Sometimes I think I must have been part hummingbird growing up. Like those tiny birds, I loved to sip the nectar from the cape honeysuckle plants that I came across in Southern California. I didn't have their long tongues, though, and I plucked many a flower from the poor shrubs. The blossoms are abundant, though, so my destructive habit didn't compromise their beauty too much.
You, however, do not need to have avian qualities to appreciate the cape honeysuckle.
The trumpet-shaped flowers come in a blazing orange color that is sure to brighten up your tropical garden. It is used as either a shrub or liana.
This plant is classified as Tecomaria capensis and belongs to the Bignoniaceae family. Other members include the desert willow, northern and southern catalpa, and jacaranda. Synonyms include Tecoma capensis and Bignonia capensis.
The name cape honeysuckle came about because the native region for this shrub is in South Africa by the Cape of Good Hope. It is a bit misleading as this is not a true honeysuckle. Real honeysuckles belong to the Caprifoliaceae family and are found in the Lonicera genus.
Preferred USDA Hardiness Zones:
For optimal results, this should be planted in USDA zones 9-11. It can possibly survive in zone 8 with some protection.
Size & Shape:
The shape depends entirely on how you let it grow, as it can either be a shrub or vine.
As a shrub, it can be anywhere from 3-10' tall, depending on how consistently you prune it. In vine form it will travel a lot farther, reaching lengths of 25-30' or more.
Some light shade is acceptable, but this tropical plant does prefer full sun.
Each pinnately compound leaf is made up of 5-9 leaflets that are shaped like diamonds.
Whether they are evergreen or deciduous depends on how cool the climate gets in winter.
During the fall through spring (possibly the entire year), the cape honeysuckle will be covered with an abundance of orange (sometimes reddish or yellow, depending on variety) blooms in the shape of a trumpet.
Once the flowers have been pollinated, long capsule fruits are produced.
I usually see the cape honeysuckle treated as a shrub and clipped into a box shape. However, this plant also likes to vine, so consider it for your trellis or pergola.
If you want to bring hummingbirds to your yard, you simply must plant one of these! They'll be visiting your yard in no time, especially if you've also planted some trees that attract hummingbirds.
Don't fret about the pH of your soil too much, as this plant can handle both acidic and alkaline soils. It also grows in salty locations like coastal regions and can handle gusts of wind.
After a year or regular watering, the roots should be established enough to provide drought tolerance.
If you've tested the soil and detected a lack of nutrients, go ahead and use some fertilizer. It is usually not needed, though.
Pruning depends on the shape you've chosen.
If you're going for a hedge, trimming may be required on a regular basis since this grows fast. Cut it back to the ground every 3-4 years in the spring(or as needed) to help keep it from sprawling. You should also prune away branches that were damaged by frost at the start of spring.

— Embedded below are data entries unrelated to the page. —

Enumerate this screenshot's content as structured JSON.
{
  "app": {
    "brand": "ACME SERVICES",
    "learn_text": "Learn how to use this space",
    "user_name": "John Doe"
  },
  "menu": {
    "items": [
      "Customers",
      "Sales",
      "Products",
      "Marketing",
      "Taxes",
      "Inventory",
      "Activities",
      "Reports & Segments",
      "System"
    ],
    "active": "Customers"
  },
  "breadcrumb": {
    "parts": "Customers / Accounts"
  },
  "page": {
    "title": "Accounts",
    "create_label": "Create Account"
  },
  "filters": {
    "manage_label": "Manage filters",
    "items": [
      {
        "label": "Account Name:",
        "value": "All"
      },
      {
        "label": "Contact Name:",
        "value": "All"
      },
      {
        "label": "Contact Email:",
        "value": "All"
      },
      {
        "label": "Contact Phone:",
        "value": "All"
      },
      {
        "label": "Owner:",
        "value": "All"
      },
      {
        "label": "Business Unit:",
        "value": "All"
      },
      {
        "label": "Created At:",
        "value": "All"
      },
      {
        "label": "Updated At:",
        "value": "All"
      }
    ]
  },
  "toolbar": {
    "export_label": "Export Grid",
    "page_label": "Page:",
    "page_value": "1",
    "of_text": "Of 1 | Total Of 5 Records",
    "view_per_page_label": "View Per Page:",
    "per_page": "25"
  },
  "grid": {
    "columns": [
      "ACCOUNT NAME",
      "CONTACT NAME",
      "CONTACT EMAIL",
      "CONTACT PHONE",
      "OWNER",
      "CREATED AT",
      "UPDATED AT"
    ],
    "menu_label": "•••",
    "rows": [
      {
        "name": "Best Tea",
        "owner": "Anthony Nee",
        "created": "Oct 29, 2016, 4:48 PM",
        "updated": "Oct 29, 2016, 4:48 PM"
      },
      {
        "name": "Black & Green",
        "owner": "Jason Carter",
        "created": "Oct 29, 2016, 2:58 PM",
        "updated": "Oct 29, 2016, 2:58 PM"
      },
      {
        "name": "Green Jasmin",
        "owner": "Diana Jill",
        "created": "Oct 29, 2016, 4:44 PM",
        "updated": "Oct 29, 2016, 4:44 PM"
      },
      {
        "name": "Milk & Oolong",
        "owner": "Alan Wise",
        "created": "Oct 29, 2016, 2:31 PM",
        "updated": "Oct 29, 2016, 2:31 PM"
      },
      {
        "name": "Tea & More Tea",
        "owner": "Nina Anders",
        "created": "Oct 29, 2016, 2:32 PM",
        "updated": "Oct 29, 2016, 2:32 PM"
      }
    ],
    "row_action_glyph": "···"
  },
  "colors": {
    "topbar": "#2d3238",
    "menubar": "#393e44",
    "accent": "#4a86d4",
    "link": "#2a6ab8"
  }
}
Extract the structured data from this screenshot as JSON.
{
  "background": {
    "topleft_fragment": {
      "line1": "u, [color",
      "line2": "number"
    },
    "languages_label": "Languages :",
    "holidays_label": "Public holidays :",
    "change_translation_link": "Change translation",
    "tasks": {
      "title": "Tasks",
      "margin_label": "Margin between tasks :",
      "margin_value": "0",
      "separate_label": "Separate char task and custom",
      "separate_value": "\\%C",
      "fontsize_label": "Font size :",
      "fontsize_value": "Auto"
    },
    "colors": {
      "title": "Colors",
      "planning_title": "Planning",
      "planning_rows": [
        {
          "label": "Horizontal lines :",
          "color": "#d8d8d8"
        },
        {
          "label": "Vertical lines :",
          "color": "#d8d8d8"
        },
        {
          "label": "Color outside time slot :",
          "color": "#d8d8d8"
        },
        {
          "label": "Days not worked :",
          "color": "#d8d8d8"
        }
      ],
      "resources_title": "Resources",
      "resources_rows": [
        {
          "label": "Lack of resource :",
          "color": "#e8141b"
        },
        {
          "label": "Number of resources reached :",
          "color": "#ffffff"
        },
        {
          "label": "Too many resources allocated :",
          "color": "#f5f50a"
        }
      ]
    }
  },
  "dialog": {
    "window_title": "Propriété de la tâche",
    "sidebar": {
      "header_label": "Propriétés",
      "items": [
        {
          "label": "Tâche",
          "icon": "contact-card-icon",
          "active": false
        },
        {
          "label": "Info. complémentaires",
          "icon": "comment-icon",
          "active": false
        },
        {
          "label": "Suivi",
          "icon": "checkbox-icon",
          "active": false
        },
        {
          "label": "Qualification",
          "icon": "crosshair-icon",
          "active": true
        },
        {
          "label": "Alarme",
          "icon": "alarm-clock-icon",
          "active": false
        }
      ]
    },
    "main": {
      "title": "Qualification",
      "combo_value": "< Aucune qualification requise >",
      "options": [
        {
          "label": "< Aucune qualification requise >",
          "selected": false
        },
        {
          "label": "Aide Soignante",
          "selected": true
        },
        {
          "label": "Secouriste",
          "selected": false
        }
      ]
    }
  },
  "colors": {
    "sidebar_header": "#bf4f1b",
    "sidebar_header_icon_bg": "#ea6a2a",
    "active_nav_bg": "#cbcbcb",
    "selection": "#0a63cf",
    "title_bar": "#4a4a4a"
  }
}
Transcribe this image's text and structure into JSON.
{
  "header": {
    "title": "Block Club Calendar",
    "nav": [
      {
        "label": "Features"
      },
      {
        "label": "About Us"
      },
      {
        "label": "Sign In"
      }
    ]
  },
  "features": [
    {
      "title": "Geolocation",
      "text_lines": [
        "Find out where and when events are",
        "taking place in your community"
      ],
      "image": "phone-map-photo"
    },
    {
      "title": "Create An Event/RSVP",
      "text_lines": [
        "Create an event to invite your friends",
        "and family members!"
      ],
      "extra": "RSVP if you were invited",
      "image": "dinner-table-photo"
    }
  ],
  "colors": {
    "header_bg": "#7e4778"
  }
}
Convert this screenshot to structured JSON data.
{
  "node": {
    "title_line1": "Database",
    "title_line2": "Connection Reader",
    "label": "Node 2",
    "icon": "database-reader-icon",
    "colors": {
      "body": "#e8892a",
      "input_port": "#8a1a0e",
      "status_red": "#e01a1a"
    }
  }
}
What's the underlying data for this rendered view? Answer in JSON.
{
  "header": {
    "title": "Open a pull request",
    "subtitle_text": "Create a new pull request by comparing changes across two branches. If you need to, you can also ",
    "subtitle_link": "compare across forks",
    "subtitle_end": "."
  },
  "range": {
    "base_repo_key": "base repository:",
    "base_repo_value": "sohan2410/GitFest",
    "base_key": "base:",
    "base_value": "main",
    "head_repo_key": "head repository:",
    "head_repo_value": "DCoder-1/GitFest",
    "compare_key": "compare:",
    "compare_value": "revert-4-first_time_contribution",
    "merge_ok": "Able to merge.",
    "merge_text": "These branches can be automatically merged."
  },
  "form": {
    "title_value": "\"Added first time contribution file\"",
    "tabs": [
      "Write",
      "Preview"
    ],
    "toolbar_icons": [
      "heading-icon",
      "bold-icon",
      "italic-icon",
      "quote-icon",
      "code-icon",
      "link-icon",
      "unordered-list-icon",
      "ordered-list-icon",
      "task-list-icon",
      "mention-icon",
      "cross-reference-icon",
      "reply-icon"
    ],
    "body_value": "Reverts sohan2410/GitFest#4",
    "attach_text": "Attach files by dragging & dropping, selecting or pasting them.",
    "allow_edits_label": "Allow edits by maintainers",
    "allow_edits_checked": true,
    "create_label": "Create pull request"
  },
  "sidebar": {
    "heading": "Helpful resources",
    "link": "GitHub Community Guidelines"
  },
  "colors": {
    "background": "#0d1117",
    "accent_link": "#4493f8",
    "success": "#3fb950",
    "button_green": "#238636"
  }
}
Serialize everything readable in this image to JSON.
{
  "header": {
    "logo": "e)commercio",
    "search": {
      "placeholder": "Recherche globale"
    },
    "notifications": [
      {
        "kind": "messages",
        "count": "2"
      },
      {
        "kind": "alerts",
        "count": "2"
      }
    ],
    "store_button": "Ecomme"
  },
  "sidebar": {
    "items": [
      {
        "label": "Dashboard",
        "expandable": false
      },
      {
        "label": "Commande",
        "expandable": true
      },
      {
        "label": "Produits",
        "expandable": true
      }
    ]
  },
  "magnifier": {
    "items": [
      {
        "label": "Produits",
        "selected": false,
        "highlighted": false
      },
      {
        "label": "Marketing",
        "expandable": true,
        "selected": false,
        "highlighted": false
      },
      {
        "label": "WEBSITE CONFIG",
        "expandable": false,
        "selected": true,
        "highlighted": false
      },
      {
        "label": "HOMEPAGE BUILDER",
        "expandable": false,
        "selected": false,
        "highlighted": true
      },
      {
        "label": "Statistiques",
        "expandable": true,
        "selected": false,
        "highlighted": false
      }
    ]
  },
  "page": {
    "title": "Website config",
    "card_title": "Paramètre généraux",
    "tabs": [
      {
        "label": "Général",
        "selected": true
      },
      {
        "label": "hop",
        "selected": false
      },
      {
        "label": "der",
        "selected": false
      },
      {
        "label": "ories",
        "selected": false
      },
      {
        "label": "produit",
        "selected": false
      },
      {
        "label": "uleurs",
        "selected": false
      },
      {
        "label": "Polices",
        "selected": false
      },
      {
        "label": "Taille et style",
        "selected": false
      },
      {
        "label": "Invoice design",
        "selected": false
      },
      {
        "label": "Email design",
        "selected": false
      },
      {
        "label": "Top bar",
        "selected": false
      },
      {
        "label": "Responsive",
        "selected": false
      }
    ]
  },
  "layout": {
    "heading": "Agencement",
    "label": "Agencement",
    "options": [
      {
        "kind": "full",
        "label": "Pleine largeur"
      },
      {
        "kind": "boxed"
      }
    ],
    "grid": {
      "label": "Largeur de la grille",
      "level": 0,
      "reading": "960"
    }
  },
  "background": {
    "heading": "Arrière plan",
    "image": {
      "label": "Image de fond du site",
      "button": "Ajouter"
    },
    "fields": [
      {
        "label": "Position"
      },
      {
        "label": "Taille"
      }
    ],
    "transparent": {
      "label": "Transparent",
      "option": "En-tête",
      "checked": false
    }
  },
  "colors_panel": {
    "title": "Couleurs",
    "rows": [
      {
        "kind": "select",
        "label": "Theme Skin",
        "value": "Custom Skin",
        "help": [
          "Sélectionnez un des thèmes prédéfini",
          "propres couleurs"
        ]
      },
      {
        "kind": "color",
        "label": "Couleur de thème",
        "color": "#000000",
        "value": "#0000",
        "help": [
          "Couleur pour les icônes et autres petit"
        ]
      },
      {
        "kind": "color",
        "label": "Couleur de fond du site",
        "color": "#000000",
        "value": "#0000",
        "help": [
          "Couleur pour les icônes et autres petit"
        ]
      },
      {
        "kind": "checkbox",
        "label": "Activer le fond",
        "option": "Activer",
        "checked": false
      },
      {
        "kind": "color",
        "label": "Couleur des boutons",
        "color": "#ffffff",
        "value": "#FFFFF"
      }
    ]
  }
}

This plant does produce suckers. Clip them away if you don't want them to spread.
Less maintenance will be needed if you're using it as a vine. You will just need to keep it trained on its support system.
Pests & Diseases of Cape Honeysuckle:
There really aren't many problems with this plant. If your zone gets some frost, this can cause damage to the leaves and branches. You may run across problems with too little or too many nutrients, which is usually most apparent in the foliage. There may be other environmental problems like leaf scorch.
Overall, though, this shrub should stay happy and healthy over its lifetime with little maintenance.